Required work: Every entry must appear in the output exactly as it does here.

[Web page and app entries]
>>>

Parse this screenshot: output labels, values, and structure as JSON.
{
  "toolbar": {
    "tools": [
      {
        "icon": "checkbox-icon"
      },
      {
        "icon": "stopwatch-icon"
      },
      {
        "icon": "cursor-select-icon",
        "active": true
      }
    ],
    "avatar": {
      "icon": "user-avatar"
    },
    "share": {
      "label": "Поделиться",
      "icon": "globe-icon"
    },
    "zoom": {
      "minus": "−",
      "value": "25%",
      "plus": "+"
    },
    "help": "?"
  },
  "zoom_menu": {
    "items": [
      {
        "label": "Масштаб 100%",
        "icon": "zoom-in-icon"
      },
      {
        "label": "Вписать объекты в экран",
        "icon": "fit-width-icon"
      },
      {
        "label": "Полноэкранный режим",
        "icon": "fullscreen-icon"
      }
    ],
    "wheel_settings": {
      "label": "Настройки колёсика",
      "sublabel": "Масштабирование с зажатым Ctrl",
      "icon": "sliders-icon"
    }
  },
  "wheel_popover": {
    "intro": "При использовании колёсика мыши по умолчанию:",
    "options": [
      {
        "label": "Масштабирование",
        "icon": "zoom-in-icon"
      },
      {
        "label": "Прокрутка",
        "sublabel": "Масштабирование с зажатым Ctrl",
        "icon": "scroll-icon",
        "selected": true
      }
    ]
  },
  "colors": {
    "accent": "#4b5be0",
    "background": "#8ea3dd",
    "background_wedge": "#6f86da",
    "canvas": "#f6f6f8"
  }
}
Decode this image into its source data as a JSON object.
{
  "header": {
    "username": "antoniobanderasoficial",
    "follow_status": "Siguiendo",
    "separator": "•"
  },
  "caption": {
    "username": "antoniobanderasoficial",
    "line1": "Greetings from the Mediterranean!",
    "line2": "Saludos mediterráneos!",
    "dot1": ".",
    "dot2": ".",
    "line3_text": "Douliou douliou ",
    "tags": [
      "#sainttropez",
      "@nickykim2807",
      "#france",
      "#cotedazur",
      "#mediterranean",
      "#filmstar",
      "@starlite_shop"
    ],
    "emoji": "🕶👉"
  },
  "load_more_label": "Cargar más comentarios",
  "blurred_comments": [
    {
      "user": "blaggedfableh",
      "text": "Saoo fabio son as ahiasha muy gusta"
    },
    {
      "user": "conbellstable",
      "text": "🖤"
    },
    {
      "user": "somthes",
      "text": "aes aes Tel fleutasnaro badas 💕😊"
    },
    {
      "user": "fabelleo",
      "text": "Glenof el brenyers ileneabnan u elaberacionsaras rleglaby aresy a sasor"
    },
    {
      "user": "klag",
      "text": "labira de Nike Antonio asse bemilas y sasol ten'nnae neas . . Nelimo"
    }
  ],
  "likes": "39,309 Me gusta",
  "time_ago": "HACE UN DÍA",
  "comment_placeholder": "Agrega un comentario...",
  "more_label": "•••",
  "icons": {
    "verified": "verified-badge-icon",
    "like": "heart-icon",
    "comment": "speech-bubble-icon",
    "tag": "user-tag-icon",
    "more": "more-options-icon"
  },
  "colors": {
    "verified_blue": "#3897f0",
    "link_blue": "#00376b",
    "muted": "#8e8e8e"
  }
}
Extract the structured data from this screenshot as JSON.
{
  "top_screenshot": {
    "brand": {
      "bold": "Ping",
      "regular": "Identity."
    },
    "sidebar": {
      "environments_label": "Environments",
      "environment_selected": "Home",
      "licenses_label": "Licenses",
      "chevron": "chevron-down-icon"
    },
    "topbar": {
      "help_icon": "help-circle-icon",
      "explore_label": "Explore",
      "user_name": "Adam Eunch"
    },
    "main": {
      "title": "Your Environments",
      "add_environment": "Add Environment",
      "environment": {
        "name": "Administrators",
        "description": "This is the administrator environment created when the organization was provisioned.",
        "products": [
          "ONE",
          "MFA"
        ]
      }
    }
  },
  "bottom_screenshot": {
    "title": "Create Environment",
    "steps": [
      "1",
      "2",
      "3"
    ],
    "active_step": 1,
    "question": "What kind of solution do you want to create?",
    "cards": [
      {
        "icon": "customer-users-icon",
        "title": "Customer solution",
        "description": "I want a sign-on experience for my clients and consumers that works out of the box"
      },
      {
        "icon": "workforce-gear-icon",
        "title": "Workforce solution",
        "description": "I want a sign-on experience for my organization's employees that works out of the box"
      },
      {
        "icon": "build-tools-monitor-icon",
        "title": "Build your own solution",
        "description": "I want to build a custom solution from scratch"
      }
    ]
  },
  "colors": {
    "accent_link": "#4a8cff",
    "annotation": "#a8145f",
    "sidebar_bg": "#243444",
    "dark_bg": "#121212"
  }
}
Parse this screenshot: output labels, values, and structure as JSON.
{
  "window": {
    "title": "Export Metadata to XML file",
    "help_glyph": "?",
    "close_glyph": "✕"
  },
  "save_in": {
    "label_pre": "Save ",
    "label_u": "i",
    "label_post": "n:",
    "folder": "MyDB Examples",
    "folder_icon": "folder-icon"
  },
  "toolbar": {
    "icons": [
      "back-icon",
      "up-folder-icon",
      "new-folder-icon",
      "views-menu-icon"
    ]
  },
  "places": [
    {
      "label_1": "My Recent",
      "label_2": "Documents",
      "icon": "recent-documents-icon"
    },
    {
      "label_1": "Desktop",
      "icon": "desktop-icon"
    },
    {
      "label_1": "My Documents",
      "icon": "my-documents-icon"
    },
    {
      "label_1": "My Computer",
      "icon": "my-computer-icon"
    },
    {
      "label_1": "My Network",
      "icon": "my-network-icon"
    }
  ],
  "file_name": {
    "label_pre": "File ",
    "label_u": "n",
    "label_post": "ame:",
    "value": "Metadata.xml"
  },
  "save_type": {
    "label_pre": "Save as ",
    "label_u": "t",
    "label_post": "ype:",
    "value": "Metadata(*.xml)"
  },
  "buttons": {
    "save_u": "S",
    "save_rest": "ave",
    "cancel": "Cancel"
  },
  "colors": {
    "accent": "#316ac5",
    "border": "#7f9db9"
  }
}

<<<

Task result:
Parse this screenshot: output labels, values, and structure as JSON.
{
  "toolbar": {
    "tools": [
      {
        "icon": "checkbox-icon"
      },
      {
        "icon": "stopwatch-icon"
      },
      {
        "icon": "cursor-select-icon",
        "active": true
      }
    ],
    "avatar": {
      "icon": "user-avatar"
    },
    "share": {
      "label": "Поделиться",
      "icon": "globe-icon"
    },
    "zoom": {
      "minus": "−",
      "value": "25%",
      "plus": "+"
    },
    "help": "?"
  },
  "zoom_menu": {
    "items": [
      {
        "label": "Масштаб 100%",
        "icon": "zoom-in-icon"
      },
      {
        "label": "Вписать объекты в экран",
        "icon": "fit-width-icon"
      },
      {
        "label": "Полноэкранный режим",
        "icon": "fullscreen-icon"
      }
    ],
    "wheel_settings": {
      "label": "Настройки колёсика",
      "sublabel": "Масштабирование с зажатым Ctrl",
      "icon": "sliders-icon"
    }
  },
  "wheel_popover": {
    "intro": "При использовании колёсика мыши по умолчанию:",
    "options": [
      {
        "label": "Масштабирование",
        "icon": "zoom-in-icon"
      },
      {
        "label": "Прокрутка",
        "sublabel": "Масштабирование с зажатым Ctrl",
        "icon": "scroll-icon",
        "selected": true
      }
    ]
  },
  "colors": {
    "accent": "#4b5be0",
    "background": "#8ea3dd",
    "background_wedge": "#6f86da",
    "canvas": "#f6f6f8"
  }
}
Decode this image into its source data as a JSON object.
{
  "header": {
    "username": "antoniobanderasoficial",
    "follow_status": "Siguiendo",
    "separator": "•"
  },
  "caption": {
    "username": "antoniobanderasoficial",
    "line1": "Greetings from the Mediterranean!",
    "line2": "Saludos mediterráneos!",
    "dot1": ".",
    "dot2": ".",
    "line3_text": "Douliou douliou ",
    "tags": [
      "#sainttropez",
      "@nickykim2807",
      "#france",
      "#cotedazur",
      "#mediterranean",
      "#filmstar",
      "@starlite_shop"
    ],
    "emoji": "🕶👉"
  },
  "load_more_label": "Cargar más comentarios",
  "blurred_comments": [
    {
      "user": "blaggedfableh",
      "text": "Saoo fabio son as ahiasha muy gusta"
    },
    {
      "user": "conbellstable",
      "text": "🖤"
    },
    {
      "user": "somthes",
      "text": "aes aes Tel fleutasnaro badas 💕😊"
    },
    {
      "user": "fabelleo",
      "text": "Glenof el brenyers ileneabnan u elaberacionsaras rleglaby aresy a sasor"
    },
    {
      "user": "klag",
      "text": "labira de Nike Antonio asse bemilas y sasol ten'nnae neas . . Nelimo"
    }
  ],
  "likes": "39,309 Me gusta",
  "time_ago": "HACE UN DÍA",
  "comment_placeholder": "Agrega un comentario...",
  "more_label": "•••",
  "icons": {
    "verified": "verified-badge-icon",
    "like": "heart-icon",
    "comment": "speech-bubble-icon",
    "tag": "user-tag-icon",
    "more": "more-options-icon"
  },
  "colors": {
    "verified_blue": "#3897f0",
    "link_blue": "#00376b",
    "muted": "#8e8e8e"
  }
}
Extract the structured data from this screenshot as JSON.
{
  "top_screenshot": {
    "brand": {
      "bold": "Ping",
      "regular": "Identity."
    },
    "sidebar": {
      "environments_label": "Environments",
      "environment_selected": "Home",
      "licenses_label": "Licenses",
      "chevron": "chevron-down-icon"
    },
    "topbar": {
      "help_icon": "help-circle-icon",
      "explore_label": "Explore",
      "user_name": "Adam Eunch"
    },
    "main": {
      "title": "Your Environments",
      "add_environment": "Add Environment",
      "environment": {
        "name": "Administrators",
        "description": "This is the administrator environment created when the organization was provisioned.",
        "products": [
          "ONE",
          "MFA"
        ]
      }
    }
  },
  "bottom_screenshot": {
    "title": "Create Environment",
    "steps": [
      "1",
      "2",
      "3"
    ],
    "active_step": 1,
    "question": "What kind of solution do you want to create?",
    "cards": [
      {
        "icon": "customer-users-icon",
        "title": "Customer solution",
        "description": "I want a sign-on experience for my clients and consumers that works out of the box"
      },
      {
        "icon": "workforce-gear-icon",
        "title": "Workforce solution",
        "description": "I want a sign-on experience for my organization's employees that works out of the box"
      },
      {
        "icon": "build-tools-monitor-icon",
        "title": "Build your own solution",
        "description": "I want to build a custom solution from scratch"
      }
    ]
  },
  "colors": {
    "accent_link": "#4a8cff",
    "annotation": "#a8145f",
    "sidebar_bg": "#243444",
    "dark_bg": "#121212"
  }
}
Parse this screenshot: output labels, values, and structure as JSON.
{
  "window": {
    "title": "Export Metadata to XML file",
    "help_glyph": "?",
    "close_glyph": "✕"
  },
  "save_in": {
    "label_pre": "Save ",
    "label_u": "i",
    "label_post": "n:",
    "folder": "MyDB Examples",
    "folder_icon": "folder-icon"
  },
  "toolbar": {
    "icons": [
      "back-icon",
      "up-folder-icon",
      "new-folder-icon",
      "views-menu-icon"
    ]
  },
  "places": [
    {
      "label_1": "My Recent",
      "label_2": "Documents",
      "icon": "recent-documents-icon"
    },
    {
      "label_1": "Desktop",
      "icon": "desktop-icon"
    },
    {
      "label_1": "My Documents",
      "icon": "my-documents-icon"
    },
    {
      "label_1": "My Computer",
      "icon": "my-computer-icon"
    },
    {
      "label_1": "My Network",
      "icon": "my-network-icon"
    }
  ],
  "file_name": {
    "label_pre": "File ",
    "label_u": "n",
    "label_post": "ame:",
    "value": "Metadata.xml"
  },
  "save_type": {
    "label_pre": "Save as ",
    "label_u": "t",
    "label_post": "ype:",
    "value": "Metadata(*.xml)"
  },
  "buttons": {
    "save_u": "S",
    "save_rest": "ave",
    "cancel": "Cancel"
  },
  "colors": {
    "accent": "#316ac5",
    "border": "#7f9db9"
  }
}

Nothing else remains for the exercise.